A special court here conducting the trial in the 2008 Malegaon blast case Friday directed all the seven accused, including BJP's Bhopal Lok Sabha candidate Pragya Singh Thakur and Lt Col Prasad Purohit, to appear before it once a week. Upset over the frequent absence of the accused during the trial, NIA court judge Vinod Padalkar gave this direction.
He also directed that exemption sought without cogent reasons will be rejected. The judge observed that it appears that the accused do not attend court on one ground or the other, and prayers in all the applications are one and the same.
Considering the nature of the offence and charges, it would not be proper for the accused to remain absent forever by filing exemption applications, he said. The court, at present, is recording the testimony of the witnesses in the case. The matter will be next heard on May 20.
Besides Purohit and Thakur, Major (retired) Ramesh Upadhyay, Ajay Rahirkar, Sudhakar Dwivedi, Sudhakar Chaturvedi and Sameer Kulkarni are the other accused in the case. They are all out on bail. In October last year, the court had framed charges in the case against all the seven accused of terror activities, criminal conspiracy and murder, among others.
The accused face trial under sections of the stringent Unlawful Activities Prevention Act (UAPA) and the Indian Penal Code (IPC). They were charged under sections 16 (committing terrorist act) and 18 (conspiring to commit terrorist act) of the UAPA.

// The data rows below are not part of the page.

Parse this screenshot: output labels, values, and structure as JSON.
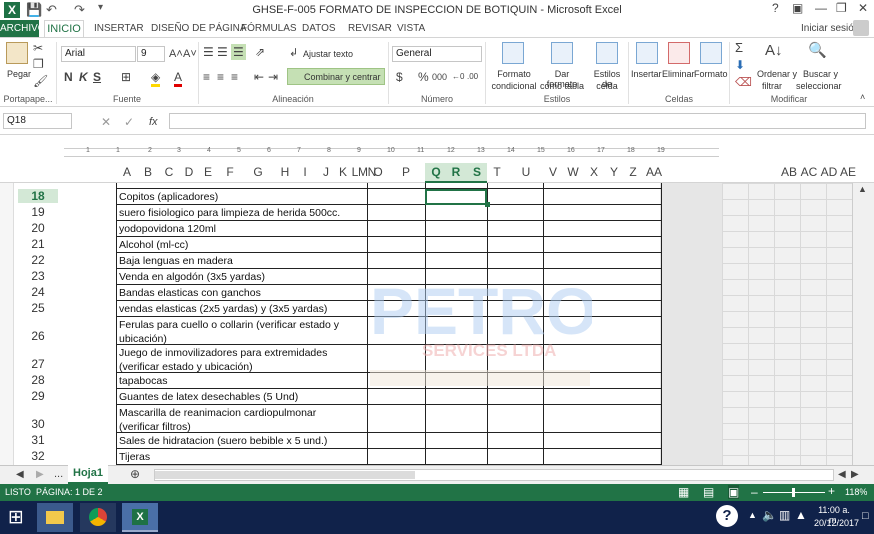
{
  "window": {
    "title": "GHSE-F-005 FORMATO DE INSPECCION DE BOTIQUIN - Microsoft Excel",
    "help": "?"
  },
  "tabs": {
    "archivo": "ARCHIVO",
    "inicio": "INICIO",
    "insertar": "INSERTAR",
    "diseno": "DISEÑO DE PÁGINA",
    "formulas": "FÓRMULAS",
    "datos": "DATOS",
    "revisar": "REVISAR",
    "vista": "VISTA",
    "signin": "Iniciar sesión"
  },
  "ribbon": {
    "clipboard": {
      "label": "Portapape...",
      "paste": "Pegar"
    },
    "font": {
      "label": "Fuente",
      "name": "Arial",
      "size": "9"
    },
    "alignment": {
      "label": "Alineación",
      "wrap": "Ajustar texto",
      "merge": "Combinar y centrar"
    },
    "number": {
      "label": "Número",
      "format": "General"
    },
    "styles": {
      "label": "Estilos",
      "cond1": "Formato",
      "cond2": "condicional",
      "table1": "Dar formato",
      "table2": "como tabla",
      "cell1": "Estilos de",
      "cell2": "celda"
    },
    "cells": {
      "label": "Celdas",
      "insert": "Insertar",
      "delete": "Eliminar",
      "format": "Formato"
    },
    "editing": {
      "label": "Modificar",
      "sort1": "Ordenar y",
      "sort2": "filtrar",
      "find1": "Buscar y",
      "find2": "seleccionar"
    }
  },
  "formula_bar": {
    "namebox": "Q18",
    "fx": "fx",
    "content": ""
  },
  "ruler_numbers": [
    "1",
    "1",
    "2",
    "3",
    "4",
    "5",
    "6",
    "7",
    "8",
    "9",
    "10",
    "11",
    "12",
    "13",
    "14",
    "15",
    "16",
    "17",
    "18",
    "19"
  ],
  "columns": [
    "A",
    "B",
    "C",
    "D",
    "E",
    "F",
    "G",
    "H",
    "I",
    "J",
    "K",
    "L",
    "M",
    "N",
    "O",
    "P",
    "Q",
    "R",
    "S",
    "T",
    "U",
    "V",
    "W",
    "X",
    "Y",
    "Z",
    "AA",
    "AB",
    "AC",
    "AD",
    "AE"
  ],
  "rows": [
    {
      "num": "18",
      "text": "Copitos (aplicadores)"
    },
    {
      "num": "19",
      "text": "suero fisiologico para limpieza de herida 500cc."
    },
    {
      "num": "20",
      "text": "yodopovidona 120ml"
    },
    {
      "num": "21",
      "text": "Alcohol (ml-cc)"
    },
    {
      "num": "22",
      "text": "Baja lenguas en madera"
    },
    {
      "num": "23",
      "text": "Venda en algodón (3x5 yardas)"
    },
    {
      "num": "24",
      "text": "Bandas elasticas con ganchos"
    },
    {
      "num": "25",
      "text": "vendas elasticas (2x5 yardas) y (3x5 yardas)"
    },
    {
      "num": "26",
      "text": "Ferulas para cuello o collarin (verificar estado y",
      "text2": "ubicación)"
    },
    {
      "num": "27",
      "text": "Juego de inmovilizadores para extremidades",
      "text2": "(verificar estado y ubicación)"
    },
    {
      "num": "28",
      "text": "tapabocas"
    },
    {
      "num": "29",
      "text": "Guantes de latex desechables (5 Und)"
    },
    {
      "num": "30",
      "text": "Mascarilla de reanimacion cardiopulmonar",
      "text2": "(verificar filtros)"
    },
    {
      "num": "31",
      "text": "Sales de hidratacion (suero bebible x 5 und.)"
    },
    {
      "num": "32",
      "text": "Tijeras"
    }
  ],
  "watermark": {
    "line1": "PETROL",
    "line2": "SERVICES LTDA"
  },
  "sheet_tab": "Hoja1",
  "sheet_nav_more": "...",
  "status": {
    "ready": "LISTO",
    "page": "PÁGINA: 1 DE 2",
    "zoom": "118%"
  },
  "taskbar": {
    "time": "11:00 a. m.",
    "date": "20/12/2017"
  },
  "colors": {
    "excel_green": "#217346",
    "taskbar": "#10224a"
  }
}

Under the IPC, they were charged under sections 120 (b) (criminal conspiracy), 302 (murder), 307 (attempt to murder), 324 (voluntarily causing hurt) and 153 (a) (promoting enmity between two religious groups). The accused were also charged under relevant sections of the Explosive Substances Act.

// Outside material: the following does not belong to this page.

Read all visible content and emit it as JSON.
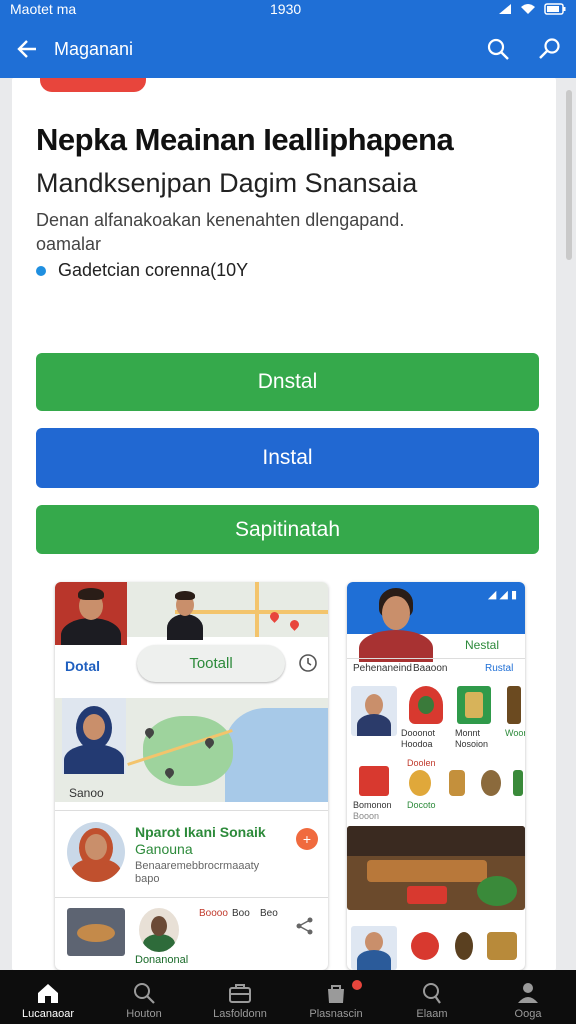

On September 29, 2008, six people were killed and over 100 injured when an explosive device strapped on a motorcycle went off near a mosque in Malegaon, a town about 200 km from here in north Maharashtra. The court also rejected a plea seeking the presence of anti-terrorism squad (ATS) officers in court during the trial to assist the special public prosecutor.
It is for ATS to depute officers and decide whether or not they can remain present, the judge observed, adding that it is not the business of the court to depute ATS officer to assist the public prosecutor. The plea was filed by Nisar Ahmed Sayyed (59), who lost his son Sayyed Azhar in the blast.

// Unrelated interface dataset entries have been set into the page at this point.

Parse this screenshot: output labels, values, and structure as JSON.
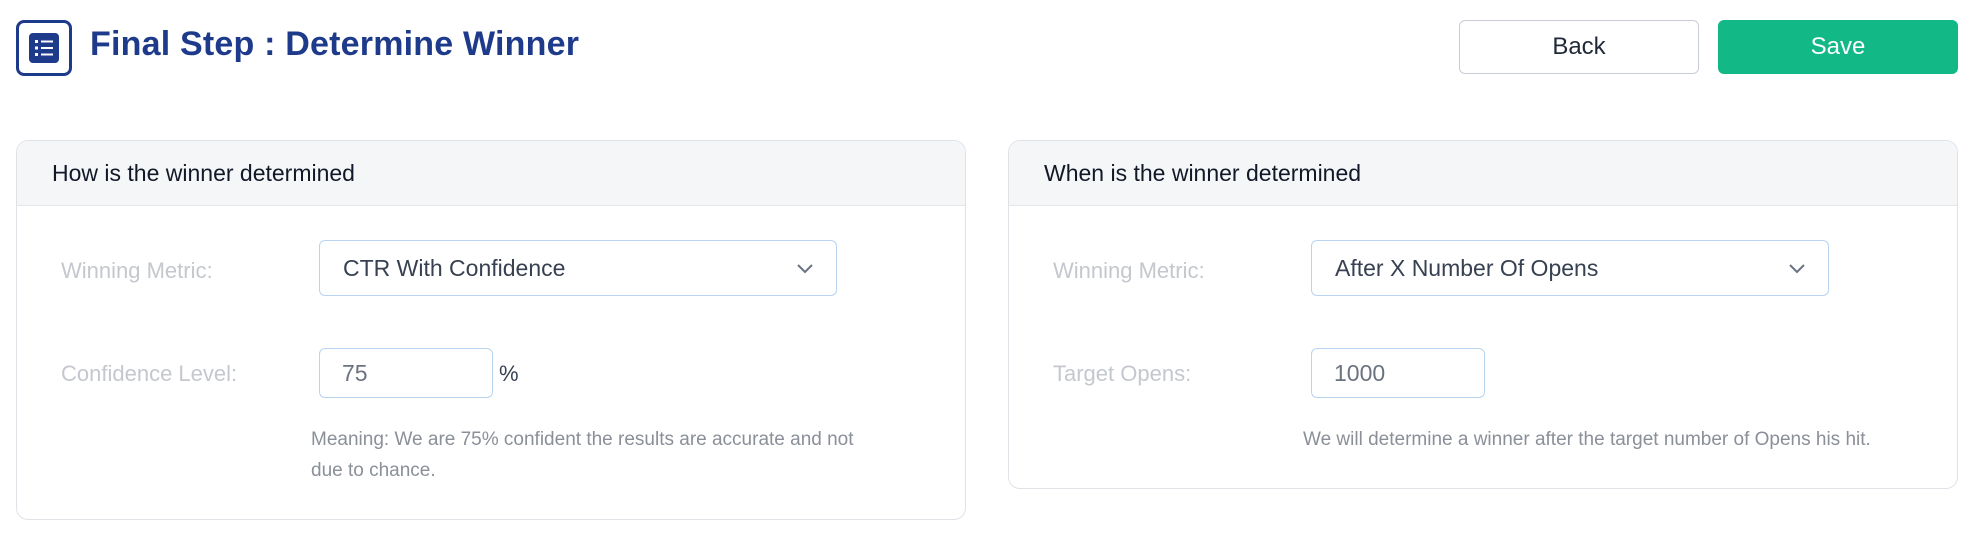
{
  "header": {
    "title": "Final Step : Determine Winner",
    "icon": "checklist-icon",
    "back_label": "Back",
    "save_label": "Save"
  },
  "colors": {
    "brand": "#1e3a8a",
    "save": "#12b886",
    "input_border": "#b9d3f2"
  },
  "left_card": {
    "title": "How is the winner determined",
    "metric_label": "Winning Metric:",
    "metric_value": "CTR With Confidence",
    "confidence_label": "Confidence Level:",
    "confidence_value": "75",
    "confidence_suffix": "%",
    "help_line1": "Meaning: We are 75% confident the results are accurate and not",
    "help_line2": "due to chance."
  },
  "right_card": {
    "title": "When is the winner determined",
    "metric_label": "Winning Metric:",
    "metric_value": "After X Number Of Opens",
    "target_label": "Target Opens:",
    "target_value": "1000",
    "help_line1": "We will determine a winner after the target number of Opens his hit."
  }
}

He filed the plea through advocates Shahid Nadeem and Adil Shaikh, requesting the court to direct the head or higher authority of the ATS to depute officers concerned to assist the special public prosecutor (NIA) during the trial.
(With inputs from agencies.)